• [AIM OF THE EXERCISE]
All of the lines below need to be copied exactly, apart from the pictures.

--*--

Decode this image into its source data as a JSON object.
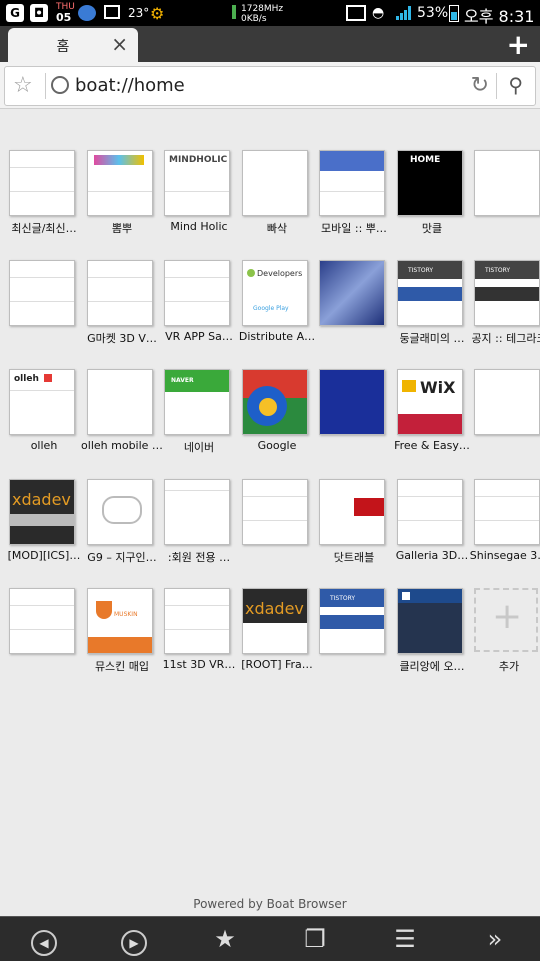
{
  "status_bar": {
    "day": "THU",
    "date": "05",
    "temperature": "23°",
    "cpu": "1728MHz",
    "net": "0KB/s",
    "battery": "53%",
    "time": "오후 8:31"
  },
  "tab": {
    "title": "홈"
  },
  "address_bar": {
    "url": "boat://home"
  },
  "colors": {
    "accent_blue": "#2f5aa8",
    "green": "#3aa93a",
    "dark": "#2c2c2c"
  },
  "tiles": [
    {
      "label": "최신글/최신…"
    },
    {
      "label": "뽐뿌"
    },
    {
      "label": "Mind Holic"
    },
    {
      "label": "빠삭"
    },
    {
      "label": "모바일 :: 뿌…"
    },
    {
      "label": "맛클"
    },
    {
      "label": ""
    },
    {
      "label": ""
    },
    {
      "label": "G마켓 3D V…"
    },
    {
      "label": "VR APP Sa…"
    },
    {
      "label": "Distribute A…"
    },
    {
      "label": ""
    },
    {
      "label": "둥글래미의 …"
    },
    {
      "label": "공지 :: 테그라크"
    },
    {
      "label": "olleh"
    },
    {
      "label": "olleh mobile …"
    },
    {
      "label": "네이버"
    },
    {
      "label": "Google"
    },
    {
      "label": ""
    },
    {
      "label": "Free & Easy…"
    },
    {
      "label": ""
    },
    {
      "label": "[MOD][ICS]…"
    },
    {
      "label": "G9 – 지구인…"
    },
    {
      "label": ":회원 전용 …"
    },
    {
      "label": ""
    },
    {
      "label": "닷트래블"
    },
    {
      "label": "Galleria 3D…"
    },
    {
      "label": "Shinsegae 3…"
    },
    {
      "label": ""
    },
    {
      "label": "뮤스킨 매입"
    },
    {
      "label": "11st 3D VR…"
    },
    {
      "label": "[ROOT] Fra…"
    },
    {
      "label": ""
    },
    {
      "label": "클리앙에 오…"
    },
    {
      "label": "추가"
    }
  ],
  "thumb_text": {
    "mindholic": "MINDHOLIC",
    "home": "HOME",
    "developers": "Developers",
    "google_play": "Google Play",
    "tistory": "TISTORY",
    "olleh": "olleh",
    "naver": "NAVER",
    "wix": "WiX",
    "xda": "xdadev",
    "musking": "MUSKIN"
  },
  "footer": {
    "powered_by": "Powered by Boat Browser"
  },
  "icons": [
    "back-icon",
    "forward-icon",
    "bookmark-star-icon",
    "tabs-icon",
    "menu-icon",
    "more-icon"
  ]
}
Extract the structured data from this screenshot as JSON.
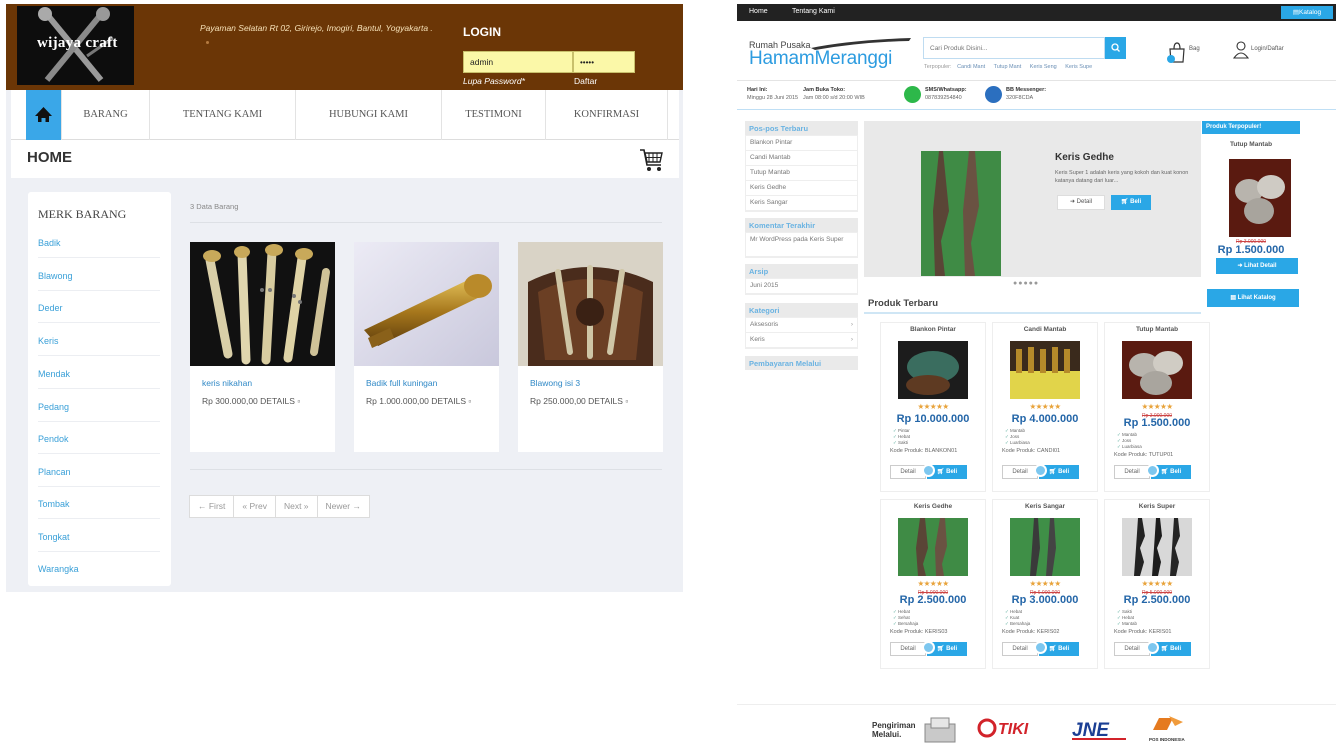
{
  "left": {
    "logo_text": "wijaya craft",
    "address": "Payaman Selatan Rt 02, Girirejo, Imogiri, Bantul, Yogyakarta .",
    "login_title": "LOGIN",
    "username_value": "admin",
    "password_value": "•••••",
    "forgot_password": "Lupa Password*",
    "register": "Daftar",
    "nav": [
      "BARANG",
      "TENTANG KAMI",
      "HUBUNGI KAMI",
      "TESTIMONI",
      "KONFIRMASI"
    ],
    "page_title": "HOME",
    "sidebar_title": "MERK BARANG",
    "brands": [
      "Badik",
      "Blawong",
      "Deder",
      "Keris",
      "Mendak",
      "Pedang",
      "Pendok",
      "Plancan",
      "Tombak",
      "Tongkat",
      "Warangka"
    ],
    "count_text": "3 Data Barang",
    "products": [
      {
        "name": "keris nikahan",
        "price": "Rp 300.000,00",
        "details": "DETAILS"
      },
      {
        "name": "Badik full kuningan",
        "price": "Rp 1.000.000,00",
        "details": "DETAILS"
      },
      {
        "name": "Blawong isi 3",
        "price": "Rp 250.000,00",
        "details": "DETAILS"
      }
    ],
    "pager": [
      "← First",
      "« Prev",
      "Next »",
      "Newer →"
    ]
  },
  "right": {
    "top_links": [
      "Home",
      "Tentang Kami"
    ],
    "top_katalog": "Katalog",
    "brand_small": "Rumah Pusaka",
    "brand_big": "HamamMeranggi",
    "search_placeholder": "Cari Produk Disini...",
    "quick_label": "Terpopuler:",
    "quick_links": [
      "Candi Mant",
      "Tutup Mant",
      "Keris Seng",
      "Keris Supe"
    ],
    "bag_label": "Bag",
    "login_label": "Login/Daftar",
    "info": {
      "hari_label": "Hari Ini:",
      "hari_value": "Minggu 28 Juni 2015",
      "jam_label": "Jam Buka Toko:",
      "jam_value": "Jam 08:00 s/d 20:00 WIB",
      "sms_label": "SMS/Whatsapp:",
      "sms_value": "087839254840",
      "bb_label": "BB Messenger:",
      "bb_value": "320F8CDA"
    },
    "widgets": {
      "pos_title": "Pos-pos Terbaru",
      "pos_items": [
        "Blankon Pintar",
        "Candi Mantab",
        "Tutup Mantab",
        "Keris Gedhe",
        "Keris Sangar"
      ],
      "komentar_title": "Komentar Terakhir",
      "komentar_item": "Mr WordPress pada Keris Super",
      "arsip_title": "Arsip",
      "arsip_item": "Juni 2015",
      "kategori_title": "Kategori",
      "kategori_items": [
        "Aksesoris",
        "Keris"
      ],
      "pembayaran_title": "Pembayaran Melalui"
    },
    "slider": {
      "title": "Keris Gedhe",
      "desc": "Keris Super 1 adalah keris yang kokoh dan kuat konon katanya datang dari luar...",
      "detail": "Detail",
      "beli": "Beli",
      "dots": "●●●●●"
    },
    "produk_terbaru": "Produk Terbaru",
    "products": [
      {
        "name": "Blankon Pintar",
        "old": "",
        "price": "Rp 10.000.000",
        "features": [
          "Pintar",
          "Hebat",
          "Sakti"
        ],
        "kode": "Kode Produk: BLANKON01"
      },
      {
        "name": "Candi Mantab",
        "old": "",
        "price": "Rp 4.000.000",
        "features": [
          "Mantab",
          "Joss",
          "Luarbiasa"
        ],
        "kode": "Kode Produk: CANDI01"
      },
      {
        "name": "Tutup Mantab",
        "old": "Rp 3.000.000",
        "price": "Rp 1.500.000",
        "features": [
          "Mantab",
          "Joss",
          "Luarbiasa"
        ],
        "kode": "Kode Produk: TUTUP01"
      },
      {
        "name": "Keris Gedhe",
        "old": "Rp 5.000.000",
        "price": "Rp 2.500.000",
        "features": [
          "Hebat",
          "Sehat",
          "Bersahaja"
        ],
        "kode": "Kode Produk: KERIS03"
      },
      {
        "name": "Keris Sangar",
        "old": "Rp 6.000.000",
        "price": "Rp 3.000.000",
        "features": [
          "Hebat",
          "Kuat",
          "Bersahaja"
        ],
        "kode": "Kode Produk: KERIS02"
      },
      {
        "name": "Keris Super",
        "old": "Rp 5.000.000",
        "price": "Rp 2.500.000",
        "features": [
          "Sakti",
          "Hebat",
          "Mantab"
        ],
        "kode": "Kode Produk: KERIS01"
      }
    ],
    "card_detail": "Detail",
    "card_beli": "Beli",
    "stars": "★★★★★",
    "popular": {
      "title": "Produk Terpopuler!",
      "name": "Tutup Mantab",
      "old": "Rp 3.000.000",
      "price": "Rp 1.500.000",
      "btn": "Lihat Detail"
    },
    "katalog_btn": "Lihat Katalog",
    "shipping_label": "Pengiriman Melalui.",
    "couriers": [
      "TIKI",
      "JNE",
      "POS INDONESIA"
    ]
  }
}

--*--

• [REPLY TO THE EXERCISE]
Decode this image into its source data as a JSON object.
{
  "status_bar": {
    "day": "THU",
    "date": "05",
    "temperature": "23°",
    "cpu": "1728MHz",
    "net": "0KB/s",
    "battery": "53%",
    "time": "오후 8:31"
  },
  "tab": {
    "title": "홈"
  },
  "address_bar": {
    "url": "boat://home"
  },
  "colors": {
    "accent_blue": "#2f5aa8",
    "green": "#3aa93a",
    "dark": "#2c2c2c"
  },
  "tiles": [
    {
      "label": "최신글/최신…"
    },
    {
      "label": "뽐뿌"
    },
    {
      "label": "Mind Holic"
    },
    {
      "label": "빠삭"
    },
    {
      "label": "모바일 :: 뿌…"
    },
    {
      "label": "맛클"
    },
    {
      "label": ""
    },
    {
      "label": ""
    },
    {
      "label": "G마켓 3D V…"
    },
    {
      "label": "VR APP Sa…"
    },
    {
      "label": "Distribute A…"
    },
    {
      "label": ""
    },
    {
      "label": "둥글래미의 …"
    },
    {
      "label": "공지 :: 테그라크"
    },
    {
      "label": "olleh"
    },
    {
      "label": "olleh mobile …"
    },
    {
      "label": "네이버"
    },
    {
      "label": "Google"
    },
    {
      "label": ""
    },
    {
      "label": "Free & Easy…"
    },
    {
      "label": ""
    },
    {
      "label": "[MOD][ICS]…"
    },
    {
      "label": "G9 – 지구인…"
    },
    {
      "label": ":회원 전용 …"
    },
    {
      "label": ""
    },
    {
      "label": "닷트래블"
    },
    {
      "label": "Galleria 3D…"
    },
    {
      "label": "Shinsegae 3…"
    },
    {
      "label": ""
    },
    {
      "label": "뮤스킨 매입"
    },
    {
      "label": "11st 3D VR…"
    },
    {
      "label": "[ROOT] Fra…"
    },
    {
      "label": ""
    },
    {
      "label": "클리앙에 오…"
    },
    {
      "label": "추가"
    }
  ],
  "thumb_text": {
    "mindholic": "MINDHOLIC",
    "home": "HOME",
    "developers": "Developers",
    "google_play": "Google Play",
    "tistory": "TISTORY",
    "olleh": "olleh",
    "naver": "NAVER",
    "wix": "WiX",
    "xda": "xdadev",
    "musking": "MUSKIN"
  },
  "footer": {
    "powered_by": "Powered by Boat Browser"
  },
  "icons": [
    "back-icon",
    "forward-icon",
    "bookmark-star-icon",
    "tabs-icon",
    "menu-icon",
    "more-icon"
  ]
}
Extract the structured data from this screenshot as JSON.
{
  "left": {
    "logo_text": "wijaya craft",
    "address": "Payaman Selatan Rt 02, Girirejo, Imogiri, Bantul, Yogyakarta .",
    "login_title": "LOGIN",
    "username_value": "admin",
    "password_value": "•••••",
    "forgot_password": "Lupa Password*",
    "register": "Daftar",
    "nav": [
      "BARANG",
      "TENTANG KAMI",
      "HUBUNGI KAMI",
      "TESTIMONI",
      "KONFIRMASI"
    ],
    "page_title": "HOME",
    "sidebar_title": "MERK BARANG",
    "brands": [
      "Badik",
      "Blawong",
      "Deder",
      "Keris",
      "Mendak",
      "Pedang",
      "Pendok",
      "Plancan",
      "Tombak",
      "Tongkat",
      "Warangka"
    ],
    "count_text": "3 Data Barang",
    "products": [
      {
        "name": "keris nikahan",
        "price": "Rp 300.000,00",
        "details": "DETAILS"
      },
      {
        "name": "Badik full kuningan",
        "price": "Rp 1.000.000,00",
        "details": "DETAILS"
      },
      {
        "name": "Blawong isi 3",
        "price": "Rp 250.000,00",
        "details": "DETAILS"
      }
    ],
    "pager": [
      "← First",
      "« Prev",
      "Next »",
      "Newer →"
    ]
  },
  "right": {
    "top_links": [
      "Home",
      "Tentang Kami"
    ],
    "top_katalog": "Katalog",
    "brand_small": "Rumah Pusaka",
    "brand_big": "HamamMeranggi",
    "search_placeholder": "Cari Produk Disini...",
    "quick_label": "Terpopuler:",
    "quick_links": [
      "Candi Mant",
      "Tutup Mant",
      "Keris Seng",
      "Keris Supe"
    ],
    "bag_label": "Bag",
    "login_label": "Login/Daftar",
    "info": {
      "hari_label": "Hari Ini:",
      "hari_value": "Minggu 28 Juni 2015",
      "jam_label": "Jam Buka Toko:",
      "jam_value": "Jam 08:00 s/d 20:00 WIB",
      "sms_label": "SMS/Whatsapp:",
      "sms_value": "087839254840",
      "bb_label": "BB Messenger:",
      "bb_value": "320F8CDA"
    },
    "widgets": {
      "pos_title": "Pos-pos Terbaru",
      "pos_items": [
        "Blankon Pintar",
        "Candi Mantab",
        "Tutup Mantab",
        "Keris Gedhe",
        "Keris Sangar"
      ],
      "komentar_title": "Komentar Terakhir",
      "komentar_item": "Mr WordPress pada Keris Super",
      "arsip_title": "Arsip",
      "arsip_item": "Juni 2015",
      "kategori_title": "Kategori",
      "kategori_items": [
        "Aksesoris",
        "Keris"
      ],
      "pembayaran_title": "Pembayaran Melalui"
    },
    "slider": {
      "title": "Keris Gedhe",
      "desc": "Keris Super 1 adalah keris yang kokoh dan kuat konon katanya datang dari luar...",
      "detail": "Detail",
      "beli": "Beli",
      "dots": "●●●●●"
    },
    "produk_terbaru": "Produk Terbaru",
    "products": [
      {
        "name": "Blankon Pintar",
        "old": "",
        "price": "Rp 10.000.000",
        "features": [
          "Pintar",
          "Hebat",
          "Sakti"
        ],
        "kode": "Kode Produk: BLANKON01"
      },
      {
        "name": "Candi Mantab",
        "old": "",
        "price": "Rp 4.000.000",
        "features": [
          "Mantab",
          "Joss",
          "Luarbiasa"
        ],
        "kode": "Kode Produk: CANDI01"
      },
      {
        "name": "Tutup Mantab",
        "old": "Rp 3.000.000",
        "price": "Rp 1.500.000",
        "features": [
          "Mantab",
          "Joss",
          "Luarbiasa"
        ],
        "kode": "Kode Produk: TUTUP01"
      },
      {
        "name": "Keris Gedhe",
        "old": "Rp 5.000.000",
        "price": "Rp 2.500.000",
        "features": [
          "Hebat",
          "Sehat",
          "Bersahaja"
        ],
        "kode": "Kode Produk: KERIS03"
      },
      {
        "name": "Keris Sangar",
        "old": "Rp 6.000.000",
        "price": "Rp 3.000.000",
        "features": [
          "Hebat",
          "Kuat",
          "Bersahaja"
        ],
        "kode": "Kode Produk: KERIS02"
      },
      {
        "name": "Keris Super",
        "old": "Rp 5.000.000",
        "price": "Rp 2.500.000",
        "features": [
          "Sakti",
          "Hebat",
          "Mantab"
        ],
        "kode": "Kode Produk: KERIS01"
      }
    ],
    "card_detail": "Detail",
    "card_beli": "Beli",
    "stars": "★★★★★",
    "popular": {
      "title": "Produk Terpopuler!",
      "name": "Tutup Mantab",
      "old": "Rp 3.000.000",
      "price": "Rp 1.500.000",
      "btn": "Lihat Detail"
    },
    "katalog_btn": "Lihat Katalog",
    "shipping_label": "Pengiriman Melalui.",
    "couriers": [
      "TIKI",
      "JNE",
      "POS INDONESIA"
    ]
  }
}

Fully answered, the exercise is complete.